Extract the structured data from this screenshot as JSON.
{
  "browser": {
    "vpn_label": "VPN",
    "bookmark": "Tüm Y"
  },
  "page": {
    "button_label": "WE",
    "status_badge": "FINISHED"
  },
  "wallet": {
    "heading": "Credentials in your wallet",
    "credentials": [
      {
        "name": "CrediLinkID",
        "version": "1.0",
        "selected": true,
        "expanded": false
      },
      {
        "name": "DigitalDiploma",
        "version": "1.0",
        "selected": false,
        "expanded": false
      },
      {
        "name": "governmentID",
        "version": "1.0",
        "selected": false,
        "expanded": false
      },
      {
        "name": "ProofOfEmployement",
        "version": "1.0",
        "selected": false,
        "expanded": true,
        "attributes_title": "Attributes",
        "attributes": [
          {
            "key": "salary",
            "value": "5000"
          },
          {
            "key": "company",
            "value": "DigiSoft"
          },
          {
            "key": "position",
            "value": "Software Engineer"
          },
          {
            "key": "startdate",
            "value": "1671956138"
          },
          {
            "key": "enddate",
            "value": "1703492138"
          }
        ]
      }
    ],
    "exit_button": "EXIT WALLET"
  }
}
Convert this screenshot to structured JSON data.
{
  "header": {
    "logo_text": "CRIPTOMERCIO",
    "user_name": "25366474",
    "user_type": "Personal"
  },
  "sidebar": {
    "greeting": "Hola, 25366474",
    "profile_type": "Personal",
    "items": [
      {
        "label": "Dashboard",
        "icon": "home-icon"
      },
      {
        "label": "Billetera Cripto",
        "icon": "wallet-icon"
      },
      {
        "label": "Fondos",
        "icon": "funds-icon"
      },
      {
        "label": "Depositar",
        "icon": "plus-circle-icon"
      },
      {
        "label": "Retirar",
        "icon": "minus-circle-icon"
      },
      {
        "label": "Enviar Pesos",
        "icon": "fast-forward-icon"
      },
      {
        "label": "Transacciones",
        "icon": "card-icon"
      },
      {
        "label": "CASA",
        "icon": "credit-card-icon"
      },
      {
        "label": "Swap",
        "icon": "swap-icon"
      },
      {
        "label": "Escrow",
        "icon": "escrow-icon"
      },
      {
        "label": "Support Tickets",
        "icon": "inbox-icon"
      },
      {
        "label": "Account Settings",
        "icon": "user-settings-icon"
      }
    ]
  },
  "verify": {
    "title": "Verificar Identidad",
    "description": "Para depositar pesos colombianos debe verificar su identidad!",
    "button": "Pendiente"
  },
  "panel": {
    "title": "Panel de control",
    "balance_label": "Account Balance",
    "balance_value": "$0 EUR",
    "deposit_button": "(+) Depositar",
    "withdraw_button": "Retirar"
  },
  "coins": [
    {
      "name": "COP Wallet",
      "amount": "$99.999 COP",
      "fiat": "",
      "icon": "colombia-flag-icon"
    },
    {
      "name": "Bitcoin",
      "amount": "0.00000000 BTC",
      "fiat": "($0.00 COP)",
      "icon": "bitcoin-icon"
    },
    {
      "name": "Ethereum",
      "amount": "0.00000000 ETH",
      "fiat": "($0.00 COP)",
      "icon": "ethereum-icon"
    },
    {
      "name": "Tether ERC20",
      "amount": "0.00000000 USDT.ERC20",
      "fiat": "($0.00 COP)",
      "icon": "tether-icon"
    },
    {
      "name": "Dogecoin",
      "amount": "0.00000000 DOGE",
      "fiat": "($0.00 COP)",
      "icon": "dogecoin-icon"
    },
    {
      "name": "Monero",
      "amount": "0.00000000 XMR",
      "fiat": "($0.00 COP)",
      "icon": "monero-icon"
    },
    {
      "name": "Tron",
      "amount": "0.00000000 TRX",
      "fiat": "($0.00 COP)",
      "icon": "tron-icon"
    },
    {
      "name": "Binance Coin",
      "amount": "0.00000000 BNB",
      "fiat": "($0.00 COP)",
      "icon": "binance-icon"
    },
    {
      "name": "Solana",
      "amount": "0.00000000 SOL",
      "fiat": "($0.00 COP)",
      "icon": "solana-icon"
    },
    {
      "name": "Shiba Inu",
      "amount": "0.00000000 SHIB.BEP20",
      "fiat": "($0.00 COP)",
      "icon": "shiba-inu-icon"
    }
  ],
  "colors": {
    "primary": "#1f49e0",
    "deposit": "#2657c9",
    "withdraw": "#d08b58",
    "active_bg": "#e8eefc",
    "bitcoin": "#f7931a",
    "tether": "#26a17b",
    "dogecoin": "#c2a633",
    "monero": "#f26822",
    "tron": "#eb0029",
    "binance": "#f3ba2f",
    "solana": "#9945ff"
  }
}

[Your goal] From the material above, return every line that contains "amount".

[Response area]
      "amount": "$99.999 COP",
      "amount": "0.00000000 BTC",
      "amount": "0.00000000 ETH",
      "amount": "0.00000000 USDT.ERC20",
      "amount": "0.00000000 DOGE",
      "amount": "0.00000000 XMR",
      "amount": "0.00000000 TRX",
      "amount": "0.00000000 BNB",
      "amount": "0.00000000 SOL",
      "amount": "0.00000000 SHIB.BEP20",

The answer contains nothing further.